“My anxiety often causes me to procrastinate on getting things done,” Velasquez said. “I hate the lack of control. Everyday I had auditions all day and classes at night and it's my senior year so the virus also impacted the experience I was supposed to have.”

Regardless of the challenges she faces, she finds her motivation by confiding in others.

“My mom is really motivating and she keeps me going everyday,” Velasquez said. “I was seeing a therapist at school and she’s reached out to me to continue with Zoom sessions. I just get anxious with therapy because sometimes I have trouble getting all my thoughts out and I hate awkward pauses. But she was helping me with that too.”

According to Miller, an important way to combat higher levels of anxiety and depression is to have self compassion.

“People need to be able to acknowledge that this is a moment of collective suffering,” Miller said. “We need to choose to be kind to ourselves, especially in our self-talk. Our self-talk can be positive or negative, but many of us don’t even pay attention to the constant narration that goes on in our brains. When we take the time to examine our thoughts, we begin to take control of them.”

By regaining control of our thoughts, we can turn hopelessness into hopefulness, according to Miller.

“Sitting on Facebook and Instagram and thinking that other people are ‘quarantining more productively’ isn’t helpful,” Miller said. “This is a lot like the ‘fear of missing out’ and comparing our lives to others and finding that we come up lacking.”

Miller suggests learning a new skill like yoga or working on becoming fluent in a language. 

“Mindfulness exercises are also great to help with anxiety and depression,” Miller said. “There are apps with guided meditations. Even coloring an adult coloring book can be an act of mindfulness. Find out what has worked for other people and see how you like them.”

This period of social distancing allows for more opportunities for self-care, according to Miller.

“I’m trying not to watch the news too much,” Velasquez said. “I’m taking breaks when I’m overwhelmed and I’m trying to watch what I eat and avoid over-snacking.”

Miller states that self-care is a preventative measure for diseases. A big part of this is avoiding ‘information overload.’

“Sitting and obsessively watching the news or reading articles for hours on end isn’t healthy,” Miller said. “We are listening to find out new information or hope for a story to help us feel better. Limit your exposure, especially if you suffer from anxiety.”

As stated by Miller, people with mild depression and anxiety disorders can fight these feelings off by staying busy. However, slowing down can cause things to bubble to the surface.
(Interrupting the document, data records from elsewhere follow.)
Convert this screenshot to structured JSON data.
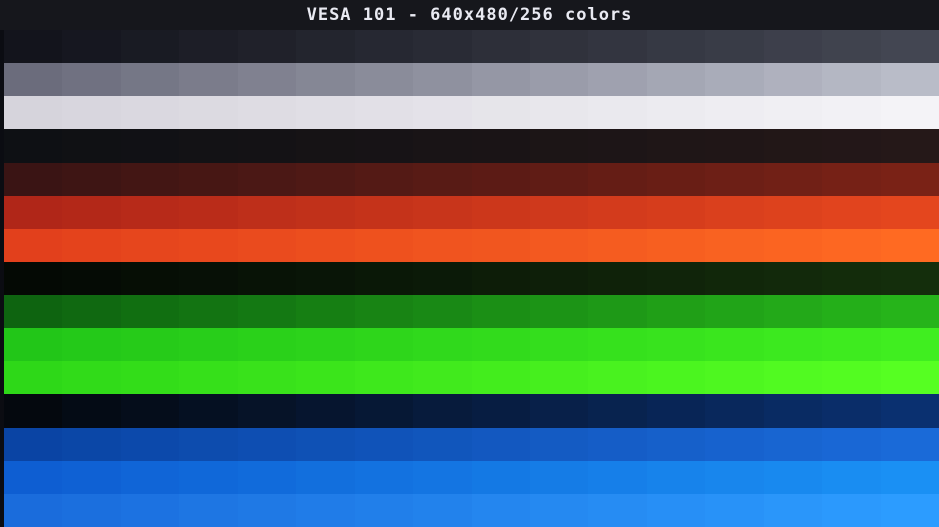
{
  "screen": {
    "title": "VESA 101 - 640x480/256 colors"
  },
  "palette": {
    "cells_per_band": 16,
    "bands": [
      {
        "name": "gray-dark",
        "from": "#13141c",
        "to": "#434652"
      },
      {
        "name": "gray-mid",
        "from": "#6b6c7c",
        "to": "#b9bcc8"
      },
      {
        "name": "gray-light",
        "from": "#d6d4dc",
        "to": "#f4f3f7"
      },
      {
        "name": "red-dark",
        "from": "#0e1014",
        "to": "#251818"
      },
      {
        "name": "red-mid-dark",
        "from": "#3a1414",
        "to": "#7a2216"
      },
      {
        "name": "red-mid",
        "from": "#b02618",
        "to": "#e4461e"
      },
      {
        "name": "red-bright",
        "from": "#e2401c",
        "to": "#ff6a22"
      },
      {
        "name": "green-dark",
        "from": "#040904",
        "to": "#142e0c"
      },
      {
        "name": "green-mid",
        "from": "#0e6410",
        "to": "#26b41a"
      },
      {
        "name": "green-bright",
        "from": "#22c618",
        "to": "#40ee20"
      },
      {
        "name": "green-light",
        "from": "#2ed818",
        "to": "#56ff22"
      },
      {
        "name": "blue-dark",
        "from": "#04080e",
        "to": "#0a3070"
      },
      {
        "name": "blue-mid",
        "from": "#0a44a4",
        "to": "#1a6ad8"
      },
      {
        "name": "blue-bright",
        "from": "#0e5ed2",
        "to": "#1a90f4"
      },
      {
        "name": "blue-light",
        "from": "#1a6cdc",
        "to": "#2c9cff"
      }
    ]
  }
}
It’s important to find a purpose to focus on.

“Students who can be the ones to go get the groceries are finding a role in the family that is valuable,” Miller said. “Being available to help elderly neighbors can be a great contribution to a neighborhood.” 
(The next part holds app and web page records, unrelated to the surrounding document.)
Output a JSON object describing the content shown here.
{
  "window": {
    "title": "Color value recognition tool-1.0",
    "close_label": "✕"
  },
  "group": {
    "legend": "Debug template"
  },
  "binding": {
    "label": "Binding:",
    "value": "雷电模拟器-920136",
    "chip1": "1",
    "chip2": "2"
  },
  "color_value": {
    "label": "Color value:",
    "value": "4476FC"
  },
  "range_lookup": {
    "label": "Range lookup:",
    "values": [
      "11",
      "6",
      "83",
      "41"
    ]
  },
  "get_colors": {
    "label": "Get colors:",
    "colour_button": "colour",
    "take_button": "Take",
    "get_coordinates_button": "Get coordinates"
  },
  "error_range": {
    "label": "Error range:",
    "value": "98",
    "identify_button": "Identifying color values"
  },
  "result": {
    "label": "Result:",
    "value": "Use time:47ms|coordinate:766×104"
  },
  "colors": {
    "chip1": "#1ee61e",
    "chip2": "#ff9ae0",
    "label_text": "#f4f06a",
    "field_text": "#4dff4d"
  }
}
Velasquez has tried to create a new schedule for herself, finding her purpose through her continued work as an aspiring actor. 

“A lot of my classes don’t transfer as well to online but I’m making it work,” Velasquez said. “For my stage combat class, I have to learn a sword fight and practice it with myself. I don’t have a sword so I have to use the bottom of a paint roller.”

Despite the downfalls, Miller said some people are adjusting more quickly to social distancing than others.

“There are clients that I have been seeing that are actually seeming to function better at this time,” Miller said. “People who dislike the pressure to be made to socialize are enjoying not feeling like they have to conform to their extroverted friends. Also, people who have the perception that their life is much worse than others are sometimes feeling like the playing field is more level now.”

Miller said it’s crucial to have someone who can help keep those feelings of depression at bay.

“It is important to note that allowing our parents and grandparents to be a resource, more than purely financial, can be a wonderful part of moving back home,” Miller said. “People older than you have been through more hard situations in their lives. Listening to how they have gotten through these times can be really helpful. This can also be a fantastic opportunity to feel supported by our family, if we allow ourselves to lean on them.”